TRY IT |
Copy out each line of the data that contains "orange".

^^^^^^^^

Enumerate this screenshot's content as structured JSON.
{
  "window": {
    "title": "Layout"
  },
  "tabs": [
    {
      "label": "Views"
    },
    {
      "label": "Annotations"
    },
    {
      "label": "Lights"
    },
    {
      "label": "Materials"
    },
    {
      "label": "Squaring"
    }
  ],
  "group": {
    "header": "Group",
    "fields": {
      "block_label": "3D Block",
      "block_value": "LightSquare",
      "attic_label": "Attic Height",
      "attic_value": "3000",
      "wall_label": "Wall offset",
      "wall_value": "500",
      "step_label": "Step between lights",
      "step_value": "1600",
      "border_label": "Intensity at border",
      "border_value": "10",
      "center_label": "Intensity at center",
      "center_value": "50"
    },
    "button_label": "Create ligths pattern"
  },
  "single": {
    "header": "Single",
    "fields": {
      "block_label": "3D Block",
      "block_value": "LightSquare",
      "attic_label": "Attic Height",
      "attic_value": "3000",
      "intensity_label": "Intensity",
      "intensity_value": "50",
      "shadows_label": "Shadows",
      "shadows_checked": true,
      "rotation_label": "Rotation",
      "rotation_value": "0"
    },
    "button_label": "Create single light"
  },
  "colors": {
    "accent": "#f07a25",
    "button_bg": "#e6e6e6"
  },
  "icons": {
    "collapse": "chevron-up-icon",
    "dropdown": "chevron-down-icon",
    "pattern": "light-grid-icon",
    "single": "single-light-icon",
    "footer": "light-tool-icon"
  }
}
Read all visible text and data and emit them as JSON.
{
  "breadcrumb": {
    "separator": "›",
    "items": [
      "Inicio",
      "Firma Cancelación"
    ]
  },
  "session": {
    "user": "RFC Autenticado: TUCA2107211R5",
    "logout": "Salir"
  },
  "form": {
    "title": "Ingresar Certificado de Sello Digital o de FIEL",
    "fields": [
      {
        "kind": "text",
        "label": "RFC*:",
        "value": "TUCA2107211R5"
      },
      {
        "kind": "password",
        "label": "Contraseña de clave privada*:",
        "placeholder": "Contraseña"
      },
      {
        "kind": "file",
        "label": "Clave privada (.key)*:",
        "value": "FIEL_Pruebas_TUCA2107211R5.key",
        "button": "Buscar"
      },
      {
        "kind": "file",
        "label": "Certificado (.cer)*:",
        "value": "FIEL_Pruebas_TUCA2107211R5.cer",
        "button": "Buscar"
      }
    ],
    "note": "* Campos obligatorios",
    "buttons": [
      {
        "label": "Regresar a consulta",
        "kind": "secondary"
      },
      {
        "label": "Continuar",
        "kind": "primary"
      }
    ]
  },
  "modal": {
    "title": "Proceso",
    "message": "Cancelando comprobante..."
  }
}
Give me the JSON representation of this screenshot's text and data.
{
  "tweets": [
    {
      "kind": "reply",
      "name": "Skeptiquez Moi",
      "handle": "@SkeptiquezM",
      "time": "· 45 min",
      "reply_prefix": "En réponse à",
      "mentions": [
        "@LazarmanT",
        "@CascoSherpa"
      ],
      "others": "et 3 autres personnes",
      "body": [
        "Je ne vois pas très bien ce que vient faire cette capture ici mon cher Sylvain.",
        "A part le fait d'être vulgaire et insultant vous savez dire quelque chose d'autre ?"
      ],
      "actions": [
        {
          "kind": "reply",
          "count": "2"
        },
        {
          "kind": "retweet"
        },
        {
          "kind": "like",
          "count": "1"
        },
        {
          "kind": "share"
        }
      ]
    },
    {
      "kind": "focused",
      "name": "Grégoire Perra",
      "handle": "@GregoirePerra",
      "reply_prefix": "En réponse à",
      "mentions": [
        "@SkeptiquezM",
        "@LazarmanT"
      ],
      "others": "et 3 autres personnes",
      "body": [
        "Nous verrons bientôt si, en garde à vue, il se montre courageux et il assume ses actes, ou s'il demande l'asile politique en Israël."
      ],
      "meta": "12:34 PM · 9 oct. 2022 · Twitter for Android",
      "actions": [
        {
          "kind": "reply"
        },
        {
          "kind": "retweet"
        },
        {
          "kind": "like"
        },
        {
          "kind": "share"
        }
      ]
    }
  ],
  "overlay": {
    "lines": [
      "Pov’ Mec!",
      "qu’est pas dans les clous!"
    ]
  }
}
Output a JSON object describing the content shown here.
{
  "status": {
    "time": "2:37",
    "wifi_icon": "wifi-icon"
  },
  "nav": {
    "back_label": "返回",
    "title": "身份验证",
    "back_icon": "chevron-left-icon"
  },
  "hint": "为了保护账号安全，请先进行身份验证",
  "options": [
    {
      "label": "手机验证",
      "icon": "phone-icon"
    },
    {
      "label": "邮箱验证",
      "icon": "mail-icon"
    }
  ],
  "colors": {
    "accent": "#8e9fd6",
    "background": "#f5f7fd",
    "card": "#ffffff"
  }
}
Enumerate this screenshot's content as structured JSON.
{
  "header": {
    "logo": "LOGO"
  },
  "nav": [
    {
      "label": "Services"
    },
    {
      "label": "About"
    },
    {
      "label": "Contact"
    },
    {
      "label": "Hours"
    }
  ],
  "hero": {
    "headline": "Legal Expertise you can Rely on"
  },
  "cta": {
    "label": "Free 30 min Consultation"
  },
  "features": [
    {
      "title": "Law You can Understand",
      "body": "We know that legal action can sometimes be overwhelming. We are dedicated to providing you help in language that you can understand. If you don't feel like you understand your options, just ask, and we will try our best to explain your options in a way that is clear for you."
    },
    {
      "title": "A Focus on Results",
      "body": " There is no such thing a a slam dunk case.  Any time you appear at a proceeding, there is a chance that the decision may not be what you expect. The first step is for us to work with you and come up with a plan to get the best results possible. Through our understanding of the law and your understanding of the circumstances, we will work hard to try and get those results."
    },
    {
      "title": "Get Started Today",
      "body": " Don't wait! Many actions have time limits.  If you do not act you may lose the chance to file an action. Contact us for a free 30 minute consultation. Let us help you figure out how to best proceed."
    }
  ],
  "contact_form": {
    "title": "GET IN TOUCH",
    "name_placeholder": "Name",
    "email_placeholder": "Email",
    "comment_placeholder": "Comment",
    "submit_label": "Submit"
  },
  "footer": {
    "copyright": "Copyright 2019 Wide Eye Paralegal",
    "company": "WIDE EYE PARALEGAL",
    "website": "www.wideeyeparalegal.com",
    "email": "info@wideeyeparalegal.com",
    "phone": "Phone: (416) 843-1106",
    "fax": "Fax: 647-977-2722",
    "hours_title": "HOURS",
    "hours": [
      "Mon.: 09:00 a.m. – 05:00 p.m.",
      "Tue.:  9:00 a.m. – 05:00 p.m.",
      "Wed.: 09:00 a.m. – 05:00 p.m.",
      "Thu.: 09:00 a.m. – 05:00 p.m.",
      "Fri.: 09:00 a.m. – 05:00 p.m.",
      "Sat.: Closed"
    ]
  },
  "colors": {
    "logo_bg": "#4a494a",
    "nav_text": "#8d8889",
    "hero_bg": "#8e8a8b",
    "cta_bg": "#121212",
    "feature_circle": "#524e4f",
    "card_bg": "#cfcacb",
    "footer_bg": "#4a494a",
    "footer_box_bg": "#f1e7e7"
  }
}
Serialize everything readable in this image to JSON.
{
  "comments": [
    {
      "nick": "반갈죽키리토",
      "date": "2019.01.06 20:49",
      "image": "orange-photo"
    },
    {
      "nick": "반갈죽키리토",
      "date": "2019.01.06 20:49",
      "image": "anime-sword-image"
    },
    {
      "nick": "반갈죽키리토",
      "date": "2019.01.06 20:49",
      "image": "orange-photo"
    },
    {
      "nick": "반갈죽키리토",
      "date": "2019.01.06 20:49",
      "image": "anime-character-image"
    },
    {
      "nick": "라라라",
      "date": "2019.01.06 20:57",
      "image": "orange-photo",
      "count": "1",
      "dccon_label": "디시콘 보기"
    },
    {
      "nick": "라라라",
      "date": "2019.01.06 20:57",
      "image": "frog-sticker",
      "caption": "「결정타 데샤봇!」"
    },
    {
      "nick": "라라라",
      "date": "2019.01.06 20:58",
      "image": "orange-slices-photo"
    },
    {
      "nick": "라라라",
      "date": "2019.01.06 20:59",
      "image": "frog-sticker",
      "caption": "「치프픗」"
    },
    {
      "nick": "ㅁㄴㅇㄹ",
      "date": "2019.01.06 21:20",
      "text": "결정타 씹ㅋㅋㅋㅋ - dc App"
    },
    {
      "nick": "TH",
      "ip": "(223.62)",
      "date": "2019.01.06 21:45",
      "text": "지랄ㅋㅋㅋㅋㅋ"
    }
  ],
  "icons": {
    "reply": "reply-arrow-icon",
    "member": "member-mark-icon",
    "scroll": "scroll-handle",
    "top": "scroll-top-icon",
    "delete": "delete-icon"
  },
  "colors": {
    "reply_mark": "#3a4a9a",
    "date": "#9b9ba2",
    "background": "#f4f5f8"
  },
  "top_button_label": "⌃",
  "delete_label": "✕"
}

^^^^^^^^

WRITTEN RESPONSE |
      "image": "orange-photo"
      "image": "orange-photo"
      "image": "orange-photo",
      "image": "orange-slices-photo"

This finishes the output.